*** Opening GIVEN INFORMATION ***
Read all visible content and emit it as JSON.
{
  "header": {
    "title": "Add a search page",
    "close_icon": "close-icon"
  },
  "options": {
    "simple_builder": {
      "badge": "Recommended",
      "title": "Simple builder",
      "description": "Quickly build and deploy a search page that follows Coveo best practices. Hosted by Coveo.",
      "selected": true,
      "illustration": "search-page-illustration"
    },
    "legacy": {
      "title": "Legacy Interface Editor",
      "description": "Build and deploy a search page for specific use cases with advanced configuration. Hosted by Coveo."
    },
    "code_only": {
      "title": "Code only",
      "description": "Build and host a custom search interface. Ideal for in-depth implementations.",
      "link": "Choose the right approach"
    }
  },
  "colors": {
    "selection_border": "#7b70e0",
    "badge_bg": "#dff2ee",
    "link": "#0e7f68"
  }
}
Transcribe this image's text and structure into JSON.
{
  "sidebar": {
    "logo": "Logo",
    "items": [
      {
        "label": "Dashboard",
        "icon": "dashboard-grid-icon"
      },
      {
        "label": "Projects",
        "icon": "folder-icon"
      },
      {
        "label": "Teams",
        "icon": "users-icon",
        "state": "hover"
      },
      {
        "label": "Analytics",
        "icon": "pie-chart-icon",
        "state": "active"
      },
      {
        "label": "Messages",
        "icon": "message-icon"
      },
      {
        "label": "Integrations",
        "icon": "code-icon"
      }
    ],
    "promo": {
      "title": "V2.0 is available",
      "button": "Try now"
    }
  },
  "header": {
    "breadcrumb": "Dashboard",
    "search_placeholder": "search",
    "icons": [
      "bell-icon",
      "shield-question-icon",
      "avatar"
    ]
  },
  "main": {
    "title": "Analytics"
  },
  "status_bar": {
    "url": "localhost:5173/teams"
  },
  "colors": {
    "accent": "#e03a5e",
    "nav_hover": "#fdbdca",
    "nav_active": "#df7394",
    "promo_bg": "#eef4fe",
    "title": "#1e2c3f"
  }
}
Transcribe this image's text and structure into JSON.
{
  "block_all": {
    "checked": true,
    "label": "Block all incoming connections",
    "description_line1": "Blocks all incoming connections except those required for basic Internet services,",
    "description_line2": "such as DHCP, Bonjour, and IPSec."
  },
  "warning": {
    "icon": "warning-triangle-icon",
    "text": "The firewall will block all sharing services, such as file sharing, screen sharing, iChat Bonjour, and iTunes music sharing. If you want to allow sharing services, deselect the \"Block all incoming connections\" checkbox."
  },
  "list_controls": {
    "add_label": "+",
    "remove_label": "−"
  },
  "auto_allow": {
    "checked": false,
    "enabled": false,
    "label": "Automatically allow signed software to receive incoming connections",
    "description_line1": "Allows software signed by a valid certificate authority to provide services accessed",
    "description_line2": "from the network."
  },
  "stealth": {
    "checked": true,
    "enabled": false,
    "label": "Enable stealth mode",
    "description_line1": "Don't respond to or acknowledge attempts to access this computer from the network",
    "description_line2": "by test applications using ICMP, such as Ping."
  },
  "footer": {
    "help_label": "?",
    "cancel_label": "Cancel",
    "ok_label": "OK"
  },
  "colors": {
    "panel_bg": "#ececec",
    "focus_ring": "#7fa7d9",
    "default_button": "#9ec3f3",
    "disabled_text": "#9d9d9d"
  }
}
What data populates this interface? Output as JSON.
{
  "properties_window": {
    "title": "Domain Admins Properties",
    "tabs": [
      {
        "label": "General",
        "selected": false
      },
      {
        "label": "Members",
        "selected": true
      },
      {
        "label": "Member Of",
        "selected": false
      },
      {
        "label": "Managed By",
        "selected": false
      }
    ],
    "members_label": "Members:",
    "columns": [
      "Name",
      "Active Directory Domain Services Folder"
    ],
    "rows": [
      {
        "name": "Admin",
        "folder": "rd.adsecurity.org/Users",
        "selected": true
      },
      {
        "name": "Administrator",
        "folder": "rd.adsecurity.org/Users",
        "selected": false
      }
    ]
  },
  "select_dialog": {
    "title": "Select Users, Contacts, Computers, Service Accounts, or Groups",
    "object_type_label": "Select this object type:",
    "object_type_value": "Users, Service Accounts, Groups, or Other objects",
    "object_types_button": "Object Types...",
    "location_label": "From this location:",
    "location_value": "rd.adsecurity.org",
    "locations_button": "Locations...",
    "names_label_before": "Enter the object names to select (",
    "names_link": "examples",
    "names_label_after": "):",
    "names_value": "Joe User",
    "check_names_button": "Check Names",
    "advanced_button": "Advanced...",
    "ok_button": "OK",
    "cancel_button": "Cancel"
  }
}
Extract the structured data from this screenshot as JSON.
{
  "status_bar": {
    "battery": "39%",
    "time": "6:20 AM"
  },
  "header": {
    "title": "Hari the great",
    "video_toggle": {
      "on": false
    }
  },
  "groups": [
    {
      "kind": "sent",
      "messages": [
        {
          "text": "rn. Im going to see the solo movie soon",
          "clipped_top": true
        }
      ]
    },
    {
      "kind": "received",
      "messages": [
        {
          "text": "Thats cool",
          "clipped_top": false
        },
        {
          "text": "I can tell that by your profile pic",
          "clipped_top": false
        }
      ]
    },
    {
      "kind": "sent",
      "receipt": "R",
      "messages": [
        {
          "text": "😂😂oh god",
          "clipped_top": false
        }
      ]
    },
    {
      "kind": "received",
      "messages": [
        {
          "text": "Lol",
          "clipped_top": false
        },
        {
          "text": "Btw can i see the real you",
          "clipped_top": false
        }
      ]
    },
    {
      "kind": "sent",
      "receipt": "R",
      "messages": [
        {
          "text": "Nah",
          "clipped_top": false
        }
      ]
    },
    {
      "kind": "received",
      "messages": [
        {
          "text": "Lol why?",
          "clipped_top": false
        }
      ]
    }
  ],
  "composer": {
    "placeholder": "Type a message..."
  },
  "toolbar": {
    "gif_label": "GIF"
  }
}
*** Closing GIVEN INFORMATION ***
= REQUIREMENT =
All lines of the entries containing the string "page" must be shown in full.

= WRITTEN SOLUTION =
    "title": "Add a search page",
      "description": "Quickly build and deploy a search page that follows Coveo best practices. Hosted by Coveo.",
      "illustration": "search-page-illustration"
      "description": "Build and deploy a search page for specific use cases with advanced configuration. Hosted by Coveo."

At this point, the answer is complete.